Task description
For the records below, say how many lines contain the string "statement". Give no other text.

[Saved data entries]

************

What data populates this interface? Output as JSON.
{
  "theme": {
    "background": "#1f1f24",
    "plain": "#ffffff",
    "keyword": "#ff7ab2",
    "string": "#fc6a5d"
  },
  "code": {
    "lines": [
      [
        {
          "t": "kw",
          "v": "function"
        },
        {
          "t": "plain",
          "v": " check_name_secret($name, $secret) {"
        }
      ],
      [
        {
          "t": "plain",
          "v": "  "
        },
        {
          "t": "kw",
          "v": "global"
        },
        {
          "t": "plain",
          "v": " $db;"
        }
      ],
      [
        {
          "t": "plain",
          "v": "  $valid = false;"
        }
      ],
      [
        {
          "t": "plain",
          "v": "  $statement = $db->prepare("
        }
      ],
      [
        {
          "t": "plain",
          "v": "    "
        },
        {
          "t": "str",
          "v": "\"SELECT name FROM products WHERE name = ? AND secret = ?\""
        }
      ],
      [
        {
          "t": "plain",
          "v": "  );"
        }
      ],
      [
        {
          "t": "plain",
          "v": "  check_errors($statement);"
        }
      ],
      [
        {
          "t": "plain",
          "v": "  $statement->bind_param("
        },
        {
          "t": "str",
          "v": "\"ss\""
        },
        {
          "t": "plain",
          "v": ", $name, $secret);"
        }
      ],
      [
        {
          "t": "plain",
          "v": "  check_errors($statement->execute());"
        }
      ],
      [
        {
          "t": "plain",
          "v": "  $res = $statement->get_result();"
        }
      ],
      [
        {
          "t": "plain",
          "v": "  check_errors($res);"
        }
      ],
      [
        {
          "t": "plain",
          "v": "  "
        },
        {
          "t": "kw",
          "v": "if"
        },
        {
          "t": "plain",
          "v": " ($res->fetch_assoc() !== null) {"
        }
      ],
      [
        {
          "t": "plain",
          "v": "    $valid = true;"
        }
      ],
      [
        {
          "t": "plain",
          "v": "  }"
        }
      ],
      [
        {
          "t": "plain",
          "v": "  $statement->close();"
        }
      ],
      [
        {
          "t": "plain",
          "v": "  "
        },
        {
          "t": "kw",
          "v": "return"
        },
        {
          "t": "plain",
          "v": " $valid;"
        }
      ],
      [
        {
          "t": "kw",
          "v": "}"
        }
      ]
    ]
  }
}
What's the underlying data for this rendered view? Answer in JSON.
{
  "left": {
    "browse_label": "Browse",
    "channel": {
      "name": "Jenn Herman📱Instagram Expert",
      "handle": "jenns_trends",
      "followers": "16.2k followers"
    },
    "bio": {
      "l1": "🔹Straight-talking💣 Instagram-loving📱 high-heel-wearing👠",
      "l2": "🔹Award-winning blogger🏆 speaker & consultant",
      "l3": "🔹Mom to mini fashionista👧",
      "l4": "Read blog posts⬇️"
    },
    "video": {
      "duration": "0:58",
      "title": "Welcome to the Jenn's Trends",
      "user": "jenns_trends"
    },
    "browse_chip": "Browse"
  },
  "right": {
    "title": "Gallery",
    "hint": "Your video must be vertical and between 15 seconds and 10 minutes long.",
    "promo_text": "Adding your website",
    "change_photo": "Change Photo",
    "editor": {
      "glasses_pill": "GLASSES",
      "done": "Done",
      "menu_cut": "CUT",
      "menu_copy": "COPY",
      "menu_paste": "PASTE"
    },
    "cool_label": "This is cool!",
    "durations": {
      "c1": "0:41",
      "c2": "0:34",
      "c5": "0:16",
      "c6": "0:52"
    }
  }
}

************

Result for this exercise
6